Hello, Immortals! Today I will be reviewing ‘A Symphony Of Blood’ by Mathew Swiontek. Enjoy! 😀
PLEASE NOTE: We received this book as an ARC, but that does not in anyway impact or views on the book.
- Pages: 110
- Genre: Fantasy
- Series: The Lost Journals
- Author: Matthew Swiontek
- Publisher: Unknown.
- Source: E-ARC
- ISBN: 1503248577
- Date Published: November 16th, 2014
- Format: Kindle Edition, E-Book
- Rating: 69%
- Quote from Reviewer: “I quite liked the different writing format and would recommend!”
Vampire Hordes? Monsters with anger issues? Taunting Villains that make you want to smack them across the head? A Symphony of Blood had all of these. Possibly my favourite trope of all time is the Weapons trope. You know the one: Where the main character (MC) is in a situation and they seem to have a rather alarming amount of weapons. First, comes the sword or bow, leaving you to wonder if they have another weapon stashed somewhere- and they do! They pull a crossbow from thin air, and you think “okay, that’s definitely all the weapons you can hide in one coat.” But wait! They never travel without their trusty pistols! And just when it’s getting ridiculous and the reader is wondering where in the ISW (Insert Swear Word- I’m rather proud of that invention 🙂 they are getting the weapons from-BAM BAM! You forgot the throwing knife hidden under the mini fedora.
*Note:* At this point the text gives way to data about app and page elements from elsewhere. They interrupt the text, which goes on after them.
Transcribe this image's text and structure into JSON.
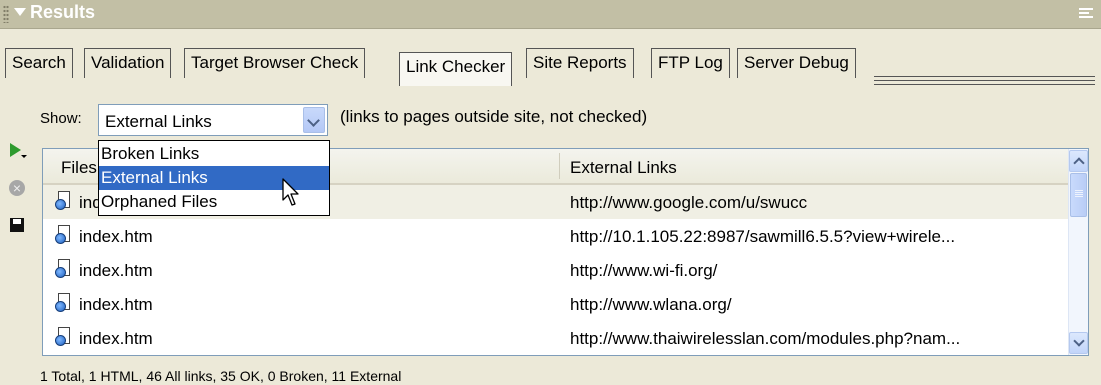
{
  "panel": {
    "title": "Results"
  },
  "tabs": [
    {
      "label": "Search",
      "active": false
    },
    {
      "label": "Validation",
      "active": false
    },
    {
      "label": "Target Browser Check",
      "active": false
    },
    {
      "label": "Link Checker",
      "active": true
    },
    {
      "label": "Site Reports",
      "active": false
    },
    {
      "label": "FTP Log",
      "active": false
    },
    {
      "label": "Server Debug",
      "active": false
    }
  ],
  "show": {
    "label": "Show:",
    "selected": "External Links",
    "description": "(links to pages outside site, not checked)",
    "options": [
      "Broken Links",
      "External Links",
      "Orphaned Files"
    ]
  },
  "tools": [
    "play-icon",
    "stop-icon",
    "save-icon"
  ],
  "table": {
    "columns": [
      "Files",
      "External Links"
    ],
    "rows": [
      {
        "file": "index.htm",
        "link": "http://www.google.com/u/swucc"
      },
      {
        "file": "index.htm",
        "link": "http://10.1.105.22:8987/sawmill6.5.5?view+wirele..."
      },
      {
        "file": "index.htm",
        "link": "http://www.wi-fi.org/"
      },
      {
        "file": "index.htm",
        "link": "http://www.wlana.org/"
      },
      {
        "file": "index.htm",
        "link": "http://www.thaiwirelesslan.com/modules.php?nam..."
      }
    ]
  },
  "status": "1 Total, 1 HTML, 46 All links, 35 OK, 0 Broken, 11 External",
  "colors": {
    "titlebar": "#c2bfa5",
    "selection": "#316ac5",
    "panel": "#ece9d8"
  }
}
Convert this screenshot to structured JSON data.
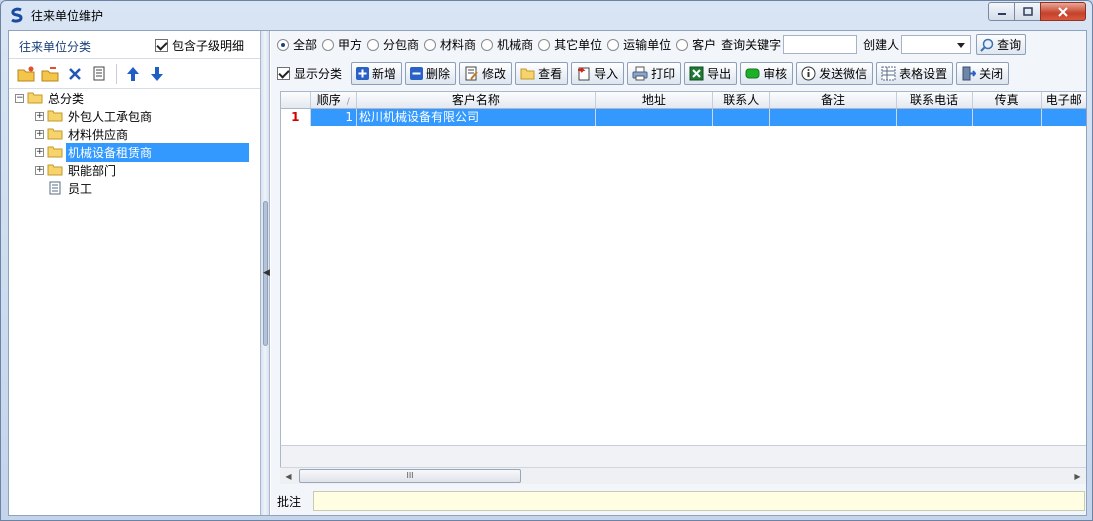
{
  "window": {
    "title": "往来单位维护"
  },
  "left": {
    "header": "往来单位分类",
    "include_sub": {
      "label": "包含子级明细",
      "checked": true
    },
    "tree": {
      "root": "总分类",
      "children": [
        "外包人工承包商",
        "材料供应商",
        "机械设备租赁商",
        "职能部门",
        "员工"
      ],
      "selected": "机械设备租赁商"
    }
  },
  "filter": {
    "options": [
      "全部",
      "甲方",
      "分包商",
      "材料商",
      "机械商",
      "其它单位",
      "运输单位",
      "客户"
    ],
    "selected": "全部",
    "keyword_label": "查询关键字",
    "keyword_value": "",
    "creator_label": "创建人",
    "creator_value": "",
    "query_label": "查询"
  },
  "toolbar": {
    "show_category": {
      "label": "显示分类",
      "checked": true
    },
    "add": "新增",
    "delete": "删除",
    "edit": "修改",
    "view": "查看",
    "import": "导入",
    "print": "打印",
    "export": "导出",
    "audit": "审核",
    "wechat": "发送微信",
    "table_settings": "表格设置",
    "close": "关闭"
  },
  "grid": {
    "columns": [
      "顺序",
      "客户名称",
      "地址",
      "联系人",
      "备注",
      "联系电话",
      "传真",
      "电子邮"
    ],
    "rows": [
      {
        "rownum": "1",
        "order": "1",
        "name": "松川机械设备有限公司",
        "address": "",
        "contact": "",
        "remark": "",
        "phone": "",
        "fax": "",
        "email": ""
      }
    ],
    "scroll_thumb": "III"
  },
  "note": {
    "label": "批注",
    "value": ""
  },
  "colors": {
    "selection": "#3399ff",
    "accent": "#1a3f7a"
  }
}
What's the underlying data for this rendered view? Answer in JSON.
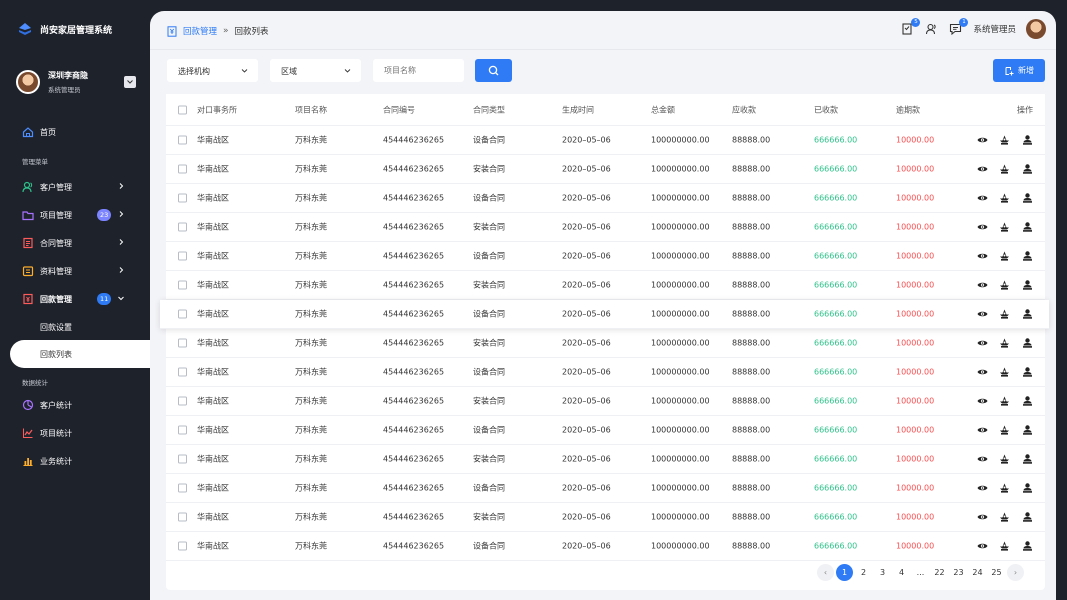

Rooky mistake.Looking back on this paragraph I can see that my knowledge of weapons may be concerning…
Continuing on, that was something I was able to laugh over! The protagonist Gerhold just kept pulling out endless weapons from the most random places. Another thing I liked about A Symphony Of Blood was the lack of cliches. Despite it featuring the trope mentioned above, it was completely clean of the “love triangle”, “the chosen one”, “the society destroyed” and “government organisation” to name a few classics.
As per usual, I don’t enjoy writing about the negatives, but it must be done. The main problems ( I found a word better than issue! Ten points to Gryffindor! Did that make sense? No, no it did not…) I had with ‘A Symphony Of Blood’ was the fast pace and emotion- or lack thereof. A Symphony of Blood was written admittedly well, but the plot points weren’t separated at all. One chapter would be a key plot scene, and the next would be of equal importance. There was no ‘break’, and by this I mean there was no spacing between dramatic moments; no light-hearted chapters between the heavier ones. The book moved incredibly fast and whilst this can be a good thing, it wasn’t in this instance. Instead, any reader would have to take a break from each chapter, just to process what was happening. This leads me to my next statement: emotion. Possibly because the book was moving so fast, there was no real emotional connection between me as a reader and the character. I couldn’t sympathise simply because he had no real backstory or defining personality traits, however, I did appreciate one particular scene in which I was able to relate to Gerhold immensely(The MC). So, all in all, I could say my only two problems I had was the lack of backstory- which we will hopefully see more of in book two and the lack of more ‘simpler’ and slower scenes.
Despite the negatives, I rather liked A Symphony of Blood, especially the ending (It’s worth reading until the end) and for that, I give it a 69% and a warning of violence: 12+